We would argue further that there is little reason for confidence that any of the existing measurement instruments that have been used in patients with IPF would be sufficiently sensitive for the purposes we are interested in – or that they would be more sensitive than an instrument specifically designed to address the concerns of patients with IPF. The instruments that we examined in this study focus on some aspects of disease that are not relevant to patients with IPF, they define or operationalize important domains in ways that make them less relevant for IPF, they miss potentially important domains altogether, their scales may be out of the range necessary to reflect the experiences of patients with IPF, and the steps between response options may be too great to capture important differences among IPF patients – or within the same IPF patient over time.
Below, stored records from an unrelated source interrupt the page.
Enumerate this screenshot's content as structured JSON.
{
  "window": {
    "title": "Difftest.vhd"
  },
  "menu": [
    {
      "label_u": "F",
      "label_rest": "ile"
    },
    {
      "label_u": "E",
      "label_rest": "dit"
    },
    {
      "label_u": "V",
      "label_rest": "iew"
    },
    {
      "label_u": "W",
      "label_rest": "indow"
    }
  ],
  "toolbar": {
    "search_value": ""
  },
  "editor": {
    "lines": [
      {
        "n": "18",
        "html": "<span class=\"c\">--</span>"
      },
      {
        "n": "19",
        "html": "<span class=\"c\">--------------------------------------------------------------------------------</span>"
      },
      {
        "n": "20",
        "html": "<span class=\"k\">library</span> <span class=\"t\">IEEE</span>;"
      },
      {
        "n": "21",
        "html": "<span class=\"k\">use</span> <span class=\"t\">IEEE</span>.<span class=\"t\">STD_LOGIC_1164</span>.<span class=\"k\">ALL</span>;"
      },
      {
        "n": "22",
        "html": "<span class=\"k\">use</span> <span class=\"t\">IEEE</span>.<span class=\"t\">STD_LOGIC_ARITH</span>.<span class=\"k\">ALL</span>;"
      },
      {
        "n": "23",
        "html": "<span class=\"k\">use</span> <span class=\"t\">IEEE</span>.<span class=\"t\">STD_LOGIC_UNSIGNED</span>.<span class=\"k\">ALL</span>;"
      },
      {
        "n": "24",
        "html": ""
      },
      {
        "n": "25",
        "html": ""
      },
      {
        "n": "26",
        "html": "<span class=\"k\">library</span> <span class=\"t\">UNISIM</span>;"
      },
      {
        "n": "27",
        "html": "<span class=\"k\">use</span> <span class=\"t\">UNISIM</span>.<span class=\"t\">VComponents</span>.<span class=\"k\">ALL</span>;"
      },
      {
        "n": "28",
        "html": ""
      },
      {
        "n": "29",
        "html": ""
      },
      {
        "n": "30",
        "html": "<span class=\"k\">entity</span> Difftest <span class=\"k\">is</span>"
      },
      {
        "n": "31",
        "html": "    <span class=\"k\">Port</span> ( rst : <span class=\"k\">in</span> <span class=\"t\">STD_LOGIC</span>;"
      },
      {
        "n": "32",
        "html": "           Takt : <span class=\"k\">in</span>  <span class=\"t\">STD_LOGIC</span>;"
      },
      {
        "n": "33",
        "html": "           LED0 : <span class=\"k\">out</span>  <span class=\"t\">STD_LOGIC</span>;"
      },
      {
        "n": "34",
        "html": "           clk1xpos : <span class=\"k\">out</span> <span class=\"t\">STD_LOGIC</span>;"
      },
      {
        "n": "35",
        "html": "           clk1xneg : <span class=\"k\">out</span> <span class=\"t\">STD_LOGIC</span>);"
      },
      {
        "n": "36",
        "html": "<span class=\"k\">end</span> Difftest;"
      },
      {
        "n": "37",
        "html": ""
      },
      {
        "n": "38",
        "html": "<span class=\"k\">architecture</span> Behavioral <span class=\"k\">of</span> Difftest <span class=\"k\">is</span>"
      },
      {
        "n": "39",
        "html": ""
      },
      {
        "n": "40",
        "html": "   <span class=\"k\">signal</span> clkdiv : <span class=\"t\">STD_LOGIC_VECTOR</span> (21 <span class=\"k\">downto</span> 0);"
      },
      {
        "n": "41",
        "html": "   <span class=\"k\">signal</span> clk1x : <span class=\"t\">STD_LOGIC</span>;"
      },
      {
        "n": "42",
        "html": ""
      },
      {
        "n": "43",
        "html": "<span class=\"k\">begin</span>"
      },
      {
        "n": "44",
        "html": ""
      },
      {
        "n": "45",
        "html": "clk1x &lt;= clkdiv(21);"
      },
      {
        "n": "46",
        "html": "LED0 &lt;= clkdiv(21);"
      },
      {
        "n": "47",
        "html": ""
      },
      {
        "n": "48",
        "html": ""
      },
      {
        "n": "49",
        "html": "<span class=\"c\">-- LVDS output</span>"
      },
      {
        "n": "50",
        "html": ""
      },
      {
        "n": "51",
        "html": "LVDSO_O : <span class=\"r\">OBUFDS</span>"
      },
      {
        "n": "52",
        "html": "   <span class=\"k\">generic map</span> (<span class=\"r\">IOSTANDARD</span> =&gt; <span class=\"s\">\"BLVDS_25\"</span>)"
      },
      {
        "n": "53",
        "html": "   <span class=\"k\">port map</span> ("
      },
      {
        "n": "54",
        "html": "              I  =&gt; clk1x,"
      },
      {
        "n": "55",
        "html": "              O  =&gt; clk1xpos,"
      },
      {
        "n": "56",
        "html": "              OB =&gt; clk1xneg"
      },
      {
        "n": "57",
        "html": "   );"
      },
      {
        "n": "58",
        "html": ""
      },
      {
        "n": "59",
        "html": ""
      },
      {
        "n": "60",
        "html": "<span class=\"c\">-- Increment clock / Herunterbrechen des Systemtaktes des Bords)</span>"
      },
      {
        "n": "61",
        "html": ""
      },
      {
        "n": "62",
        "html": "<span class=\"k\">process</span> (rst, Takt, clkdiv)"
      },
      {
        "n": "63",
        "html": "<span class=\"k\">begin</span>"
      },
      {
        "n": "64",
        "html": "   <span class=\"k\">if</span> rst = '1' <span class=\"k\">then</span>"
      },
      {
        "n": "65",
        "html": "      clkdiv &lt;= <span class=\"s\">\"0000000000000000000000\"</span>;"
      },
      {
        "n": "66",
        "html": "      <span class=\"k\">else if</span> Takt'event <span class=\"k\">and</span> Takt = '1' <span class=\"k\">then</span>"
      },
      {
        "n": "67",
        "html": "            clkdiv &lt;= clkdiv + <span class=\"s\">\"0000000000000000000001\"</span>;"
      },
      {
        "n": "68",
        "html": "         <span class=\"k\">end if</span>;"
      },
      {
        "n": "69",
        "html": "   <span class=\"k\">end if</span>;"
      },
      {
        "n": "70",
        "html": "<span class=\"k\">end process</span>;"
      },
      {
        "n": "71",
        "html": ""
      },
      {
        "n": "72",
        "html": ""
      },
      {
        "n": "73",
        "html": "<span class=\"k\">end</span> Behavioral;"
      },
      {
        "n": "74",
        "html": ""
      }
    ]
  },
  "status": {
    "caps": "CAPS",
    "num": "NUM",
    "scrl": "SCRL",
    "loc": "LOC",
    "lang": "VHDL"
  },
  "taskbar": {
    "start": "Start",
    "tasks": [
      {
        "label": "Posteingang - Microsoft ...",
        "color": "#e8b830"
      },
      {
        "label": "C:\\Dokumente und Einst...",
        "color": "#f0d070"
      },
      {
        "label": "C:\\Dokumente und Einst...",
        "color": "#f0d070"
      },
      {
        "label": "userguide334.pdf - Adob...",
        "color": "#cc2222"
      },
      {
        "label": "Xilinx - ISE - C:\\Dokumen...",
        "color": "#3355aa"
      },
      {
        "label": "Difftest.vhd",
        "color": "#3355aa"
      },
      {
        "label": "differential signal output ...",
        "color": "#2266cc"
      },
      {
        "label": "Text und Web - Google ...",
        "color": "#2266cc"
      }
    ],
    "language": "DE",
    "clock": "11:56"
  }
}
All of these features tend to detract from the face validity of these instruments for IPF patients. If these instruments were used to evaluate IPF patients over time, their inclusion of items that cover less relevant topics may introduce variance into patients' scores that would tend to obscure, rather than reveal, changes in quality of life specifically associated with IPF or its therapy. Further, their omission of items on more relevant dimensions means that these instruments would not be able to reflect changes on those aspects at all.
While our study enrolled only 20 patients from one center, our sample included patients of varying age, with a broad range of disease duration, and representing the full spectrum of IPF disease. Some patients were diagnosed a short time before their focus group or interview, others were listed for lung transplantation at the time of the study, and some were in hospice care. While no study is absolutely free of bias, we attempted to minimize it by allowing the themes and items to emerge from the data.